Every summer almost 4,000 young people aged 18-25 are admitted to hospital whilst abroad. Whether you are partying in a European hotspot, or travelling to a far flung destination for your gap year, a holiday gives you the chance to let loose and have fun with friends in the sun; however, health accidents abroad are on the rise, and can will cause nothing but stress on your summer break. Here Dr. Hilary provides Travel Health Advice for Young Adults.
Many young people do not think about the dangers of going abroad, but the reality is that everyday health problems are more likely to occur on holiday due to unsanitary conditions and heavy sun exposure and drinking. However, simply planning ahead and making sure you have a range of basic medications with you means that both yourself and your friends can stay safe and healthy during your summer break.
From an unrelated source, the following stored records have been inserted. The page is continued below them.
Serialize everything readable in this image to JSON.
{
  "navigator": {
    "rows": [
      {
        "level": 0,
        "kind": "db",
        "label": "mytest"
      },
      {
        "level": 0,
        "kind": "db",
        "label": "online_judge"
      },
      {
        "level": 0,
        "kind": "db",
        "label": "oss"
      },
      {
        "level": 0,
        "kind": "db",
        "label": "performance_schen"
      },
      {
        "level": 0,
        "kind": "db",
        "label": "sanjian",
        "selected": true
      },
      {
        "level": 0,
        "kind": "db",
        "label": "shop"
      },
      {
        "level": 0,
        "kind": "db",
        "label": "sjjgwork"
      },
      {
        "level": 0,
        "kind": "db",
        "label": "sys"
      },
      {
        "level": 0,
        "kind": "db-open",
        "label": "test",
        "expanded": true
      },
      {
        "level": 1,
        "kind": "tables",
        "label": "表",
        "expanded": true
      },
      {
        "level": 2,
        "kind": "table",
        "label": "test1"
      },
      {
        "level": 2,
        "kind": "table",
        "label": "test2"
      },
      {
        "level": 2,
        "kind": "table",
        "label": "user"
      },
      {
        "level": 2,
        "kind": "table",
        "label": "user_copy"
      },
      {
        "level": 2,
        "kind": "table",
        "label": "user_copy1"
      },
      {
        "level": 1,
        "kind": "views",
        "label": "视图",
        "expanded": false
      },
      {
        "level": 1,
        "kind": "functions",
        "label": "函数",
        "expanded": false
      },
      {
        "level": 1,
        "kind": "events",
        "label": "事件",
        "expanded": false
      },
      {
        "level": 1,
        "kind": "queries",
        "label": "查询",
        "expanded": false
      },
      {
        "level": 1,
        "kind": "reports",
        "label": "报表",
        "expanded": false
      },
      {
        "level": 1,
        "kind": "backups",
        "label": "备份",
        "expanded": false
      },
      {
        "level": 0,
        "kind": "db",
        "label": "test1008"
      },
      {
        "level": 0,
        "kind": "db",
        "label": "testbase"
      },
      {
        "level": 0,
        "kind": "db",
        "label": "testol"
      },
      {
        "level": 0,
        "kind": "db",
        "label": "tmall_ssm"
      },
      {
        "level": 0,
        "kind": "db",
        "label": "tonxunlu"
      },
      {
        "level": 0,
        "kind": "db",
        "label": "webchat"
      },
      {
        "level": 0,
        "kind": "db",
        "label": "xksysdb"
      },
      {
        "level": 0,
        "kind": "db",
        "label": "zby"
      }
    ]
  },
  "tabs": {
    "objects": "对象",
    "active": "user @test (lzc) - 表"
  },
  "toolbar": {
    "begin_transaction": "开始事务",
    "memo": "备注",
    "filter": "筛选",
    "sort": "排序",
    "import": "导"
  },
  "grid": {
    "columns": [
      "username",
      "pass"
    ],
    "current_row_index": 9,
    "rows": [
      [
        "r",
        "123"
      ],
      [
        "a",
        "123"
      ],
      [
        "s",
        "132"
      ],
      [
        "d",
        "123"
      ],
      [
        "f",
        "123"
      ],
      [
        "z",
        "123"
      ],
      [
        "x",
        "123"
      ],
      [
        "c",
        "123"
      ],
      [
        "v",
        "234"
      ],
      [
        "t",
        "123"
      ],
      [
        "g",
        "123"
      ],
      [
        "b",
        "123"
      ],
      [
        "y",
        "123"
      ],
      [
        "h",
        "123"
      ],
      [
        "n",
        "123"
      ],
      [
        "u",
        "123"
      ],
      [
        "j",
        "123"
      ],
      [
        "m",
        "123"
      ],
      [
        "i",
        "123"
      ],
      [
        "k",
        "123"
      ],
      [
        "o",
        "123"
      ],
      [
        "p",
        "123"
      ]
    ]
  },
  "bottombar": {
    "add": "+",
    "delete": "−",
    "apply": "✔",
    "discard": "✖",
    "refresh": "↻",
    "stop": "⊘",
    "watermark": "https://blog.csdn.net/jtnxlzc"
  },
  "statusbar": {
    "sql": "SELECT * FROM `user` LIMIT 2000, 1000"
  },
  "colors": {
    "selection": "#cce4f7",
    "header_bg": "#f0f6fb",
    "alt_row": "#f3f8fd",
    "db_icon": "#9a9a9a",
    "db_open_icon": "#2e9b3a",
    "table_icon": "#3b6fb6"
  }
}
Before your Holiday
Before going on holiday it’s worth preparing for any common health issues that may occur, such as minor cuts and grazes, headaches and sun exposure. Travel first aid kits are important to take on holiday and typically include plasters, bandages, antiseptic cream or wipes and mild painkillers. Extra medication that I would advise packing include anti burn treatments, diarrhoea medication and insect repellent.
Taking out travel health insurance is vital to ensure that in the instance that something does happen abroad, your insurance company will cover any necessary medical bills. Typically insurance can cost as little as £10 for a week and comparing this to the average medical bill abroad which can cost around £2,000, it seems foolish not to purchase a policy.
Whilst on Holiday
There are a number of dangers that you need to be aware of while on holiday and these can include anything from a small bug bite to diarrhoea, and even malaria.
However, alcohol is typically one of the first things that young adults often reach for when they arrive at their holiday destination, but this can often be the most dangerous. Drinking during the hot summer weather increases the risk of heat stroke caused by dehydration. Avoid drinking during the day when the sun is at its strongest but if you do drink, be sure to alternate between alcoholic drinks and water to ensure you stay hydrated. If you do become dehydrated you may experience nausea, bad headaches and even in extreme cases may need to be taken to hospital for treatment. Another side effect of drinking alcohol is increased confidence. Many young people are often involved in outdoor activities such as boating and swimming, which aren’t safe when drinking, and have the risk of causing serious injury.
The heat and power of the sun abroad is another health factor that needs to be considered. It is so important to protect your skin from damage so always wear SPF 15 or higher to protect you from the strong UV rays and be sure to reapply sun protection regularly. Sunburn can be extremely damaging, as not only is it extremely painful and unappealing to the eye, the long-term damage can result in skin cancer.
Sexual health is another health issue that sometimes is overlooked by young people, but is extremely important to think about before going on holiday. Doctors are increasingly seeing young people come back from their summer breaks with STI’s, as the relaxed environment on holiday and increased levels of alcohol, lead to inhibitions being lost and an increase in unprotected sex, unwanted pregnancy and STI’s. Shocking statistics show that 7 out of 10 young holiday makers have unprotected sex so if you are sexually active on holiday, make sure you practice safe sex and always wear a condom. For women, it is also worth considering using another form of contraception to protect against unwanted pregnancy (although it will not protect you from STI’s!).
Not usually talked about, but one of the most common health conditions that can develop on holiday, diarrhoea can occur due to different types of food you are eating and from drinking tap water. I would suggest always drinking bottled water and avoid drinks with ice drinks, especially if you are travelling outside of the EU. If you do experience diarrhoea it can be treated easily with Imodium, and using Dioralyte sachets will replenish important salts and sugars that the body needs. HealthExpress has a handy ‘Travellers Diarrhoea Pack’, which is worth taking on any trip abroad.
Also if you are travelling outside of the EU, please always research if you are travelling in an area that carries malaria. Prevalent in many countries, especially in South America, Africa and Asia, it is a nasty disease, which can cause serious health conditions and in the most serious cases be fatal. Anti-malarials are advises to be taken, sometimes a few weeks before your visit and online health advisers can recommend the best prevention for you.
Ultimately holidays are meant to be fun so if you take the necessary health precautions, there is no reason why your holiday can’t be everything you dreamed and more.